The Dutch one I told ye about already in wife Annet’s Gelderland district beside the German border was hugely enjoyable. The MacConnell rally of my direct clan in Edinburgh was so rousingly Irish and musical and soul-warming that ye will have to wait until next week for my report from Edinburgh. Until my old mind and body recover fully!
Did ye know that smiling 24 hours a day, singing and relishing time with siblings seldom met up with nowadays is so joyous and supercharged that the sensation is almost beyond words? An article on IrishCentral recently made the point that clan rallies are truly special events for all of us. I echo that point strongly with all the energy I’ve retained after an exhaustingly unique autumn.
More on that later from Bonnie Scotland. That’s a promise.
Meanwhile, for the craic of it, a yarn about the mysteries of life I hope ye will enjoy as much as I did. I don’t clearly recall which of my brothers Cathal (who lives in Edinburgh) or Mickie, who resides in Kerry, reminded me of it because, as ye regulars know well, I live in Killaloe in Clare on the shores of one of the nation’s two famous Lough Dergs but anyway, totally true, one of them jogged my memory about a young Irish American, born in Chicago, who arrived in Ireland 30 years ago and more.
He had been commanded by his Monaghan-born mother before he left Chicago not to return without visiting Lough Derg. He promised her he would indeed, especially since she was largely funding his Irish trip I suppose, and dammit, if he did not take himself off to the Donegal Lough Derg associated with fasting, barefoot prayer, and Catholic penitence rather than to the Lough Derg beside my Clare doorstep which is famous for boating and merrymaking in the linked heritage towns of Killaloe and Ballina on the other end of the bridge across the Shannon into Tipperary.
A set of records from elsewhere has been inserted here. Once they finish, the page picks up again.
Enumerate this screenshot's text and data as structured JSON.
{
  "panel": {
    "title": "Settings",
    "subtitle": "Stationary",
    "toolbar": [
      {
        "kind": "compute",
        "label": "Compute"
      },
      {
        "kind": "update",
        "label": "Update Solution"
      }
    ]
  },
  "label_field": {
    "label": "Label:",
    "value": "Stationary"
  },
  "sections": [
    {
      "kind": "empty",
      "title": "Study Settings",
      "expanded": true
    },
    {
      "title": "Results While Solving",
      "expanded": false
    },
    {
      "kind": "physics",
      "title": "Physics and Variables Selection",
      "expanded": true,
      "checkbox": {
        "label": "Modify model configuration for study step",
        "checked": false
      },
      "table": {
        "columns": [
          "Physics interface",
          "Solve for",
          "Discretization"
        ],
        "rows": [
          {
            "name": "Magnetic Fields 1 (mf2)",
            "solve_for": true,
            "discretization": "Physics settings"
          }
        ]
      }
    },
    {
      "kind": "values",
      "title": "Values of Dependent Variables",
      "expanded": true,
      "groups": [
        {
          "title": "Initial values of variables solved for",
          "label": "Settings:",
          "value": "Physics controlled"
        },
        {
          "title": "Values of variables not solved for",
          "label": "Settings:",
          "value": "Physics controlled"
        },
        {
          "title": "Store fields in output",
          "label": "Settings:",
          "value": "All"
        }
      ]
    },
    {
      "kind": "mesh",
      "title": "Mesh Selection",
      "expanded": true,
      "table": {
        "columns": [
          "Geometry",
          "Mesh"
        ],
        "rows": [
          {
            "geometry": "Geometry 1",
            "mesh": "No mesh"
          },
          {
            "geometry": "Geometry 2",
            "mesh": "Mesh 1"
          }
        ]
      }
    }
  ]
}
The young Chicago lad cursed and swore when he discovered his error in Donegal’s Pettigo but, because he had made his promise to his mother, he took off his shoes and, quite incredibly under the circumstances, subjected himself to the three extremely tough days of the penitential Catholic capital of that era.
Black tea instead of pints of Guinness! Barefoot over sharp stones around the onetime cells of the ancient monks. And no sleep at all, nothing but endless prayers and pain on that first night.
I was sent there myself as a youth by my mother and I can vouch for the fact that this was penance indeed.
But life is a lottery beyond easy understanding. On his second day of suffering did he not first meet with the lovely young Sligo girl. They fell in love at first sight.
They were married in Chicago the following fall and, always happy and fulfilled together, they recently celebrated their diamond wedding anniversary in the company of two sons and two daughters and toddling grandchildren! That, according to the story from one of my brothers in Edinburgh (who knows the couple well) was a clan rally organized by the gods above.
I think now it was Cathal who told me the yarn, and it was he who met them a decade and more ago on one of his musical tours across the U.S. with his celebrated Irish music companions The Boys of the Lough. Incidentally, he is still playing and singing away as well as ever, even at three or four o’clock on a misty Edinburgh morning at our rally.
Soaring far away from that occasion, again in a lighthearted mood, I hope ye are all aware by now that we Irish will soon have our own green moon away out on the far edge of space. I’m sober this minute, but ye can check the accuracy of that statement yourselves here and now.
As I understand it, American astrologers have discovered that the planet Saturn -- of which I know little -- is surrounded by no less than 20 previously unknown moons. They have decided that at least one of these currently nameless moons will shortly be baptized with a Celtic name through global competition on the internet.
At last, accordingly, as our current planet Earth begins to enter a smoggy and toxic era, with its climactic future under threat, maybe our escape route will lead us to a pristine planet named, perhaps, Cathleen or Roisin or Deirdre, the latter Christian name being that of the Monaghan mother whose command created the special clan rally we were talking about above.
If I survive the current clan pressures and gatherings, and if it becomes feasible and necessary, I’m inclined towards booking a seat or two on the first rocket to the Green Moon and, because the gods are good, maybe I will live long enough in this dimension of our realities to become the grizzled elder at a MacConnell clan rally away up there.